◆ AVAILABLE RECORDS
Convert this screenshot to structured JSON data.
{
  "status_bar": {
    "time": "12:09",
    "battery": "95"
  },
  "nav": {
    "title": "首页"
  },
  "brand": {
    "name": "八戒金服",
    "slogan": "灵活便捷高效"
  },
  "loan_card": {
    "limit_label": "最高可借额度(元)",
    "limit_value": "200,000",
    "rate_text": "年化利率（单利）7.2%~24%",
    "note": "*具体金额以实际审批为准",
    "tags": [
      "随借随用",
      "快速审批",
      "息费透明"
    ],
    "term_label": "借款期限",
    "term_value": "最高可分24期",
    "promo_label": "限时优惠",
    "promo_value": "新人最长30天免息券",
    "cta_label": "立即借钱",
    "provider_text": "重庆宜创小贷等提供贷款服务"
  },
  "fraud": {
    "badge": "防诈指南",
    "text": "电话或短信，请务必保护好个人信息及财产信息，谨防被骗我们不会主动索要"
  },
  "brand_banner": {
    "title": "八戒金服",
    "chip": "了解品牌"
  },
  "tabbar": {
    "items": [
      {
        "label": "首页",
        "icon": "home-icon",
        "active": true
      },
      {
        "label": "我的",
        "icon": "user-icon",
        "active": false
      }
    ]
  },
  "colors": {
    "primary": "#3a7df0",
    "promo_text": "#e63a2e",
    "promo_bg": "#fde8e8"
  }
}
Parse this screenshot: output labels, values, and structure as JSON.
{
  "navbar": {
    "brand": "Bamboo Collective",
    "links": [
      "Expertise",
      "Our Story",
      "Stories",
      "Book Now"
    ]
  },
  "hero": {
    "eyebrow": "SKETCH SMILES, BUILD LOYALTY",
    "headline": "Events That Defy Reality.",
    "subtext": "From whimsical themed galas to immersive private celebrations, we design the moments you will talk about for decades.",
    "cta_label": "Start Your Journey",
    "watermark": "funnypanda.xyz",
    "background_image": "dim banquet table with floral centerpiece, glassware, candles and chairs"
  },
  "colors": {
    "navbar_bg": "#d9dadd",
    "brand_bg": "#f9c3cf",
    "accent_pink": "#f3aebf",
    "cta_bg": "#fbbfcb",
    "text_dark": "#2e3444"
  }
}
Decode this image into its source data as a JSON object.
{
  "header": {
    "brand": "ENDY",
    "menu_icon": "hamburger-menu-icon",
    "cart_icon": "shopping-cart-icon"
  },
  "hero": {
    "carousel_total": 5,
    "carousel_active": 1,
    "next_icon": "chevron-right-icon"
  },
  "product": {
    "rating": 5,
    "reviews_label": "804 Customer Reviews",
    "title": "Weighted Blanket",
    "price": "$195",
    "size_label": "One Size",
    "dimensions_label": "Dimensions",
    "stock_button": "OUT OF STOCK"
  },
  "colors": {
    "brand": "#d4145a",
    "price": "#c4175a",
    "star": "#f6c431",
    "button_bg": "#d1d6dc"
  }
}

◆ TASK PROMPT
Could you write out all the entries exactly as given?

◆ REPLY TO THE TASK
Convert this screenshot to structured JSON data.
{
  "status_bar": {
    "time": "12:09",
    "battery": "95"
  },
  "nav": {
    "title": "首页"
  },
  "brand": {
    "name": "八戒金服",
    "slogan": "灵活便捷高效"
  },
  "loan_card": {
    "limit_label": "最高可借额度(元)",
    "limit_value": "200,000",
    "rate_text": "年化利率（单利）7.2%~24%",
    "note": "*具体金额以实际审批为准",
    "tags": [
      "随借随用",
      "快速审批",
      "息费透明"
    ],
    "term_label": "借款期限",
    "term_value": "最高可分24期",
    "promo_label": "限时优惠",
    "promo_value": "新人最长30天免息券",
    "cta_label": "立即借钱",
    "provider_text": "重庆宜创小贷等提供贷款服务"
  },
  "fraud": {
    "badge": "防诈指南",
    "text": "电话或短信，请务必保护好个人信息及财产信息，谨防被骗我们不会主动索要"
  },
  "brand_banner": {
    "title": "八戒金服",
    "chip": "了解品牌"
  },
  "tabbar": {
    "items": [
      {
        "label": "首页",
        "icon": "home-icon",
        "active": true
      },
      {
        "label": "我的",
        "icon": "user-icon",
        "active": false
      }
    ]
  },
  "colors": {
    "primary": "#3a7df0",
    "promo_text": "#e63a2e",
    "promo_bg": "#fde8e8"
  }
}
Parse this screenshot: output labels, values, and structure as JSON.
{
  "navbar": {
    "brand": "Bamboo Collective",
    "links": [
      "Expertise",
      "Our Story",
      "Stories",
      "Book Now"
    ]
  },
  "hero": {
    "eyebrow": "SKETCH SMILES, BUILD LOYALTY",
    "headline": "Events That Defy Reality.",
    "subtext": "From whimsical themed galas to immersive private celebrations, we design the moments you will talk about for decades.",
    "cta_label": "Start Your Journey",
    "watermark": "funnypanda.xyz",
    "background_image": "dim banquet table with floral centerpiece, glassware, candles and chairs"
  },
  "colors": {
    "navbar_bg": "#d9dadd",
    "brand_bg": "#f9c3cf",
    "accent_pink": "#f3aebf",
    "cta_bg": "#fbbfcb",
    "text_dark": "#2e3444"
  }
}
Decode this image into its source data as a JSON object.
{
  "header": {
    "brand": "ENDY",
    "menu_icon": "hamburger-menu-icon",
    "cart_icon": "shopping-cart-icon"
  },
  "hero": {
    "carousel_total": 5,
    "carousel_active": 1,
    "next_icon": "chevron-right-icon"
  },
  "product": {
    "rating": 5,
    "reviews_label": "804 Customer Reviews",
    "title": "Weighted Blanket",
    "price": "$195",
    "size_label": "One Size",
    "dimensions_label": "Dimensions",
    "stock_button": "OUT OF STOCK"
  },
  "colors": {
    "brand": "#d4145a",
    "price": "#c4175a",
    "star": "#f6c431",
    "button_bg": "#d1d6dc"
  }
}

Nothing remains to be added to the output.